[Data to process Boundary: Start]

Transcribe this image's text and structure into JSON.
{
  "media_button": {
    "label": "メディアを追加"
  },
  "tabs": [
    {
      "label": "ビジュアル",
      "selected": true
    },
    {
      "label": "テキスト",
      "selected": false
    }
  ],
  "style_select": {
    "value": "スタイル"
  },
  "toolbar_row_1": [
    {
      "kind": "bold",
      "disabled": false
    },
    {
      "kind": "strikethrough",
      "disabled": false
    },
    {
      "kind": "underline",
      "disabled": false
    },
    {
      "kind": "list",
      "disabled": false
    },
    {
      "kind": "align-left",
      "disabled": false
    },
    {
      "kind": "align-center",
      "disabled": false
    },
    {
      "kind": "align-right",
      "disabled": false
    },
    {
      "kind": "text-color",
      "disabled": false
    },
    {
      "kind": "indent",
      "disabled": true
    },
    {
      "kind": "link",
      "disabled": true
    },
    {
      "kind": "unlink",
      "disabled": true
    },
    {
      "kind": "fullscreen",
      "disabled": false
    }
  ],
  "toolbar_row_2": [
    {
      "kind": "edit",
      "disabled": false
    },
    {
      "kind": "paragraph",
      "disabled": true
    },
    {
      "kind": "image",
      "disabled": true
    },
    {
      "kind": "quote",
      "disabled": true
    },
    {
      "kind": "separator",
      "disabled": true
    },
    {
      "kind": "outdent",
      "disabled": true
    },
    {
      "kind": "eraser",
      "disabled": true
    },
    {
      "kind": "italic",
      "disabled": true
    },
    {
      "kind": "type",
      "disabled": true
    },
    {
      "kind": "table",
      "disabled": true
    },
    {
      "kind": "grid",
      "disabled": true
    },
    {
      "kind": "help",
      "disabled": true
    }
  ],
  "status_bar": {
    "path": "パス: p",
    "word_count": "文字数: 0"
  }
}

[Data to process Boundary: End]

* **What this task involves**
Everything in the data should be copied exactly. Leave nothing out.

* **Response to this exercise**
Transcribe this image's text and structure into JSON.
{
  "media_button": {
    "label": "メディアを追加"
  },
  "tabs": [
    {
      "label": "ビジュアル",
      "selected": true
    },
    {
      "label": "テキスト",
      "selected": false
    }
  ],
  "style_select": {
    "value": "スタイル"
  },
  "toolbar_row_1": [
    {
      "kind": "bold",
      "disabled": false
    },
    {
      "kind": "strikethrough",
      "disabled": false
    },
    {
      "kind": "underline",
      "disabled": false
    },
    {
      "kind": "list",
      "disabled": false
    },
    {
      "kind": "align-left",
      "disabled": false
    },
    {
      "kind": "align-center",
      "disabled": false
    },
    {
      "kind": "align-right",
      "disabled": false
    },
    {
      "kind": "text-color",
      "disabled": false
    },
    {
      "kind": "indent",
      "disabled": true
    },
    {
      "kind": "link",
      "disabled": true
    },
    {
      "kind": "unlink",
      "disabled": true
    },
    {
      "kind": "fullscreen",
      "disabled": false
    }
  ],
  "toolbar_row_2": [
    {
      "kind": "edit",
      "disabled": false
    },
    {
      "kind": "paragraph",
      "disabled": true
    },
    {
      "kind": "image",
      "disabled": true
    },
    {
      "kind": "quote",
      "disabled": true
    },
    {
      "kind": "separator",
      "disabled": true
    },
    {
      "kind": "outdent",
      "disabled": true
    },
    {
      "kind": "eraser",
      "disabled": true
    },
    {
      "kind": "italic",
      "disabled": true
    },
    {
      "kind": "type",
      "disabled": true
    },
    {
      "kind": "table",
      "disabled": true
    },
    {
      "kind": "grid",
      "disabled": true
    },
    {
      "kind": "help",
      "disabled": true
    }
  ],
  "status_bar": {
    "path": "パス: p",
    "word_count": "文字数: 0"
  }
}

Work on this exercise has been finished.